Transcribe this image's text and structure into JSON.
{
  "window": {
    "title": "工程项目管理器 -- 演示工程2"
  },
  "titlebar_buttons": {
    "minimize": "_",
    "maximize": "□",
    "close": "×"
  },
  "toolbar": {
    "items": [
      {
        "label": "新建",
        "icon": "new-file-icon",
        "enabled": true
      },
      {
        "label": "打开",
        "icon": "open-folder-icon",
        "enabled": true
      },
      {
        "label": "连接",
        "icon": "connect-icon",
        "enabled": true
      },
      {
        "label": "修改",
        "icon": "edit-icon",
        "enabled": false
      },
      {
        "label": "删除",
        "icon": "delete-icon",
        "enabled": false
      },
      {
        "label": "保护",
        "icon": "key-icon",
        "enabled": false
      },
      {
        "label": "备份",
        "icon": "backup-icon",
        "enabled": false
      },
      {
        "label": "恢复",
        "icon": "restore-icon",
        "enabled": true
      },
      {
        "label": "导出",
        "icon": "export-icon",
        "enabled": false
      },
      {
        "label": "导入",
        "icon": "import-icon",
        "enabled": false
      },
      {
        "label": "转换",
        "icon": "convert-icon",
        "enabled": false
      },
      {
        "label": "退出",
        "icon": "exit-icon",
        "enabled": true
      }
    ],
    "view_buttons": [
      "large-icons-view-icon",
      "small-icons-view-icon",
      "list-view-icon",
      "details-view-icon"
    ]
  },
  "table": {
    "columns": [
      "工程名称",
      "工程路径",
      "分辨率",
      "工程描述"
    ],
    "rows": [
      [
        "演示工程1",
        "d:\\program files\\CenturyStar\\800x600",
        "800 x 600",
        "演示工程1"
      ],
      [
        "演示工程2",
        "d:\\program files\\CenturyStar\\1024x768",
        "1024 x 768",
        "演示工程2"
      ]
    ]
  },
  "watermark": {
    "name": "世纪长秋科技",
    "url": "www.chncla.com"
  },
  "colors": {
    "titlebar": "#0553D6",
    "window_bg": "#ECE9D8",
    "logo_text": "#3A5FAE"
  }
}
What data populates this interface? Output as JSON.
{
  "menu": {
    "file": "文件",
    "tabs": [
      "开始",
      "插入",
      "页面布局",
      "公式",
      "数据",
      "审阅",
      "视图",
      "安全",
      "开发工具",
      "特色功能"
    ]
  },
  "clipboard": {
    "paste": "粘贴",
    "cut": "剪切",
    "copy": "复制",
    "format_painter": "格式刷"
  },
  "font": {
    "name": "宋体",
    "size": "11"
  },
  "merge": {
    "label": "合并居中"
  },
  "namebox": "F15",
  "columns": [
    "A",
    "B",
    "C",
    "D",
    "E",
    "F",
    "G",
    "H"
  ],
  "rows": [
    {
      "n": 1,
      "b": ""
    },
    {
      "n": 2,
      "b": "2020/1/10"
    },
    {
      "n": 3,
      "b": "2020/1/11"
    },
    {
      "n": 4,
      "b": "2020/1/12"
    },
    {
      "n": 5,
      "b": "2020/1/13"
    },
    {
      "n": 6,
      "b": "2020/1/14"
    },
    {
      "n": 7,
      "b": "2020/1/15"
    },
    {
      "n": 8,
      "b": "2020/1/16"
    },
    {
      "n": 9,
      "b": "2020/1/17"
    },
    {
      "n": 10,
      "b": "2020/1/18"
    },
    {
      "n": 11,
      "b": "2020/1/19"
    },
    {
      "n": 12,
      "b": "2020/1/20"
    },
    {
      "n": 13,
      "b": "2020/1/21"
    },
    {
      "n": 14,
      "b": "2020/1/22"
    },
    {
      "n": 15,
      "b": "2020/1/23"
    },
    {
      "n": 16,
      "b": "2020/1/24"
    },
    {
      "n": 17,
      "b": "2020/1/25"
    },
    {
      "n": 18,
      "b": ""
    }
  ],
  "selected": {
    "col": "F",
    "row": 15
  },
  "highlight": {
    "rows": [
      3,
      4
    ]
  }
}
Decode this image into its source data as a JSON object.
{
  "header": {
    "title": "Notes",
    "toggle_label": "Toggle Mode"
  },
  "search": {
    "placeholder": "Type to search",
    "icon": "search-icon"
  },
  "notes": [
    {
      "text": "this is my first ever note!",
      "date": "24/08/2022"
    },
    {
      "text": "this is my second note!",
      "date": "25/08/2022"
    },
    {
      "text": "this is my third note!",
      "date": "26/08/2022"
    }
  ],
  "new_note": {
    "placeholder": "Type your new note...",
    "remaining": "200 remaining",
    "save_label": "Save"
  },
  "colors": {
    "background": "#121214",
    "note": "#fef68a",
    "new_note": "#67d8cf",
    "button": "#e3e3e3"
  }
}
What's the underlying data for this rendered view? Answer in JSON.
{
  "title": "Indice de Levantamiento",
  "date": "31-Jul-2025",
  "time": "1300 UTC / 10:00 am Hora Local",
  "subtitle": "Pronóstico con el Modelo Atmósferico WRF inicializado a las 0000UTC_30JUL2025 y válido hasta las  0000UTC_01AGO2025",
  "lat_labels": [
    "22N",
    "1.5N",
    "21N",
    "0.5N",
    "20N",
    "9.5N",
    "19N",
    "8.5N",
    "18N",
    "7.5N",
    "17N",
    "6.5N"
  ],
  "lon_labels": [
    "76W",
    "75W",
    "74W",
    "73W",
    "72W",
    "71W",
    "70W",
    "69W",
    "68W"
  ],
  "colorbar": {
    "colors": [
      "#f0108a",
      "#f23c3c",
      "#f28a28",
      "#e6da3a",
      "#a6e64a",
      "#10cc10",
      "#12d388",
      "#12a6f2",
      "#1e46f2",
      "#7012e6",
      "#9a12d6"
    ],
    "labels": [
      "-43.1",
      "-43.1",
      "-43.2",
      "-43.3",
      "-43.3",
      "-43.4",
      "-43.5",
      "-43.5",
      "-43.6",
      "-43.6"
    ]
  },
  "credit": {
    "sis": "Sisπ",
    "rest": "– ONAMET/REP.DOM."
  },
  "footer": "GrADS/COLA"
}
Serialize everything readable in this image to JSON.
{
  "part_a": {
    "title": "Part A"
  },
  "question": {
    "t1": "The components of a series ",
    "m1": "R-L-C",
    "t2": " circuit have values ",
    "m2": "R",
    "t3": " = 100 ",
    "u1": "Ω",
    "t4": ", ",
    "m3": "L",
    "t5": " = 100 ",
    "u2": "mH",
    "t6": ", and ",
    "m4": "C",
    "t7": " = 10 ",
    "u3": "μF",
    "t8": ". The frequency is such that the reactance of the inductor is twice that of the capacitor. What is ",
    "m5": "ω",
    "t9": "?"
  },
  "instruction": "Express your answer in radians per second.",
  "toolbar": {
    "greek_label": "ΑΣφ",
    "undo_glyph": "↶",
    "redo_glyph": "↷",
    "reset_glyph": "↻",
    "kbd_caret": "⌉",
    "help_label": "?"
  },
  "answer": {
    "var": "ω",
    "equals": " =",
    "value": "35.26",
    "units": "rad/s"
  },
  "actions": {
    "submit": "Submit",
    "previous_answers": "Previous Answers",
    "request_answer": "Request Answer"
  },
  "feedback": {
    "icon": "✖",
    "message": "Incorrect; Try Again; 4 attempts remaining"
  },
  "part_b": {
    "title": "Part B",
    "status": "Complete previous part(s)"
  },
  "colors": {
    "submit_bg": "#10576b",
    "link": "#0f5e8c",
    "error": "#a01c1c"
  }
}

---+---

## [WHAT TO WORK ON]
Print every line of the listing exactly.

## [SOLUTION TO THIS EXERCISE]
Transcribe this image's text and structure into JSON.
{
  "window": {
    "title": "工程项目管理器 -- 演示工程2"
  },
  "titlebar_buttons": {
    "minimize": "_",
    "maximize": "□",
    "close": "×"
  },
  "toolbar": {
    "items": [
      {
        "label": "新建",
        "icon": "new-file-icon",
        "enabled": true
      },
      {
        "label": "打开",
        "icon": "open-folder-icon",
        "enabled": true
      },
      {
        "label": "连接",
        "icon": "connect-icon",
        "enabled": true
      },
      {
        "label": "修改",
        "icon": "edit-icon",
        "enabled": false
      },
      {
        "label": "删除",
        "icon": "delete-icon",
        "enabled": false
      },
      {
        "label": "保护",
        "icon": "key-icon",
        "enabled": false
      },
      {
        "label": "备份",
        "icon": "backup-icon",
        "enabled": false
      },
      {
        "label": "恢复",
        "icon": "restore-icon",
        "enabled": true
      },
      {
        "label": "导出",
        "icon": "export-icon",
        "enabled": false
      },
      {
        "label": "导入",
        "icon": "import-icon",
        "enabled": false
      },
      {
        "label": "转换",
        "icon": "convert-icon",
        "enabled": false
      },
      {
        "label": "退出",
        "icon": "exit-icon",
        "enabled": true
      }
    ],
    "view_buttons": [
      "large-icons-view-icon",
      "small-icons-view-icon",
      "list-view-icon",
      "details-view-icon"
    ]
  },
  "table": {
    "columns": [
      "工程名称",
      "工程路径",
      "分辨率",
      "工程描述"
    ],
    "rows": [
      [
        "演示工程1",
        "d:\\program files\\CenturyStar\\800x600",
        "800 x 600",
        "演示工程1"
      ],
      [
        "演示工程2",
        "d:\\program files\\CenturyStar\\1024x768",
        "1024 x 768",
        "演示工程2"
      ]
    ]
  },
  "watermark": {
    "name": "世纪长秋科技",
    "url": "www.chncla.com"
  },
  "colors": {
    "titlebar": "#0553D6",
    "window_bg": "#ECE9D8",
    "logo_text": "#3A5FAE"
  }
}
What data populates this interface? Output as JSON.
{
  "menu": {
    "file": "文件",
    "tabs": [
      "开始",
      "插入",
      "页面布局",
      "公式",
      "数据",
      "审阅",
      "视图",
      "安全",
      "开发工具",
      "特色功能"
    ]
  },
  "clipboard": {
    "paste": "粘贴",
    "cut": "剪切",
    "copy": "复制",
    "format_painter": "格式刷"
  },
  "font": {
    "name": "宋体",
    "size": "11"
  },
  "merge": {
    "label": "合并居中"
  },
  "namebox": "F15",
  "columns": [
    "A",
    "B",
    "C",
    "D",
    "E",
    "F",
    "G",
    "H"
  ],
  "rows": [
    {
      "n": 1,
      "b": ""
    },
    {
      "n": 2,
      "b": "2020/1/10"
    },
    {
      "n": 3,
      "b": "2020/1/11"
    },
    {
      "n": 4,
      "b": "2020/1/12"
    },
    {
      "n": 5,
      "b": "2020/1/13"
    },
    {
      "n": 6,
      "b": "2020/1/14"
    },
    {
      "n": 7,
      "b": "2020/1/15"
    },
    {
      "n": 8,
      "b": "2020/1/16"
    },
    {
      "n": 9,
      "b": "2020/1/17"
    },
    {
      "n": 10,
      "b": "2020/1/18"
    },
    {
      "n": 11,
      "b": "2020/1/19"
    },
    {
      "n": 12,
      "b": "2020/1/20"
    },
    {
      "n": 13,
      "b": "2020/1/21"
    },
    {
      "n": 14,
      "b": "2020/1/22"
    },
    {
      "n": 15,
      "b": "2020/1/23"
    },
    {
      "n": 16,
      "b": "2020/1/24"
    },
    {
      "n": 17,
      "b": "2020/1/25"
    },
    {
      "n": 18,
      "b": ""
    }
  ],
  "selected": {
    "col": "F",
    "row": 15
  },
  "highlight": {
    "rows": [
      3,
      4
    ]
  }
}
Decode this image into its source data as a JSON object.
{
  "header": {
    "title": "Notes",
    "toggle_label": "Toggle Mode"
  },
  "search": {
    "placeholder": "Type to search",
    "icon": "search-icon"
  },
  "notes": [
    {
      "text": "this is my first ever note!",
      "date": "24/08/2022"
    },
    {
      "text": "this is my second note!",
      "date": "25/08/2022"
    },
    {
      "text": "this is my third note!",
      "date": "26/08/2022"
    }
  ],
  "new_note": {
    "placeholder": "Type your new note...",
    "remaining": "200 remaining",
    "save_label": "Save"
  },
  "colors": {
    "background": "#121214",
    "note": "#fef68a",
    "new_note": "#67d8cf",
    "button": "#e3e3e3"
  }
}
What's the underlying data for this rendered view? Answer in JSON.
{
  "title": "Indice de Levantamiento",
  "date": "31-Jul-2025",
  "time": "1300 UTC / 10:00 am Hora Local",
  "subtitle": "Pronóstico con el Modelo Atmósferico WRF inicializado a las 0000UTC_30JUL2025 y válido hasta las  0000UTC_01AGO2025",
  "lat_labels": [
    "22N",
    "1.5N",
    "21N",
    "0.5N",
    "20N",
    "9.5N",
    "19N",
    "8.5N",
    "18N",
    "7.5N",
    "17N",
    "6.5N"
  ],
  "lon_labels": [
    "76W",
    "75W",
    "74W",
    "73W",
    "72W",
    "71W",
    "70W",
    "69W",
    "68W"
  ],
  "colorbar": {
    "colors": [
      "#f0108a",
      "#f23c3c",
      "#f28a28",
      "#e6da3a",
      "#a6e64a",
      "#10cc10",
      "#12d388",
      "#12a6f2",
      "#1e46f2",
      "#7012e6",
      "#9a12d6"
    ],
    "labels": [
      "-43.1",
      "-43.1",
      "-43.2",
      "-43.3",
      "-43.3",
      "-43.4",
      "-43.5",
      "-43.5",
      "-43.6",
      "-43.6"
    ]
  },
  "credit": {
    "sis": "Sisπ",
    "rest": "– ONAMET/REP.DOM."
  },
  "footer": "GrADS/COLA"
}
Serialize everything readable in this image to JSON.
{
  "part_a": {
    "title": "Part A"
  },
  "question": {
    "t1": "The components of a series ",
    "m1": "R-L-C",
    "t2": " circuit have values ",
    "m2": "R",
    "t3": " = 100 ",
    "u1": "Ω",
    "t4": ", ",
    "m3": "L",
    "t5": " = 100 ",
    "u2": "mH",
    "t6": ", and ",
    "m4": "C",
    "t7": " = 10 ",
    "u3": "μF",
    "t8": ". The frequency is such that the reactance of the inductor is twice that of the capacitor. What is ",
    "m5": "ω",
    "t9": "?"
  },
  "instruction": "Express your answer in radians per second.",
  "toolbar": {
    "greek_label": "ΑΣφ",
    "undo_glyph": "↶",
    "redo_glyph": "↷",
    "reset_glyph": "↻",
    "kbd_caret": "⌉",
    "help_label": "?"
  },
  "answer": {
    "var": "ω",
    "equals": " =",
    "value": "35.26",
    "units": "rad/s"
  },
  "actions": {
    "submit": "Submit",
    "previous_answers": "Previous Answers",
    "request_answer": "Request Answer"
  },
  "feedback": {
    "icon": "✖",
    "message": "Incorrect; Try Again; 4 attempts remaining"
  },
  "part_b": {
    "title": "Part B",
    "status": "Complete previous part(s)"
  },
  "colors": {
    "submit_bg": "#10576b",
    "link": "#0f5e8c",
    "error": "#a01c1c"
  }
}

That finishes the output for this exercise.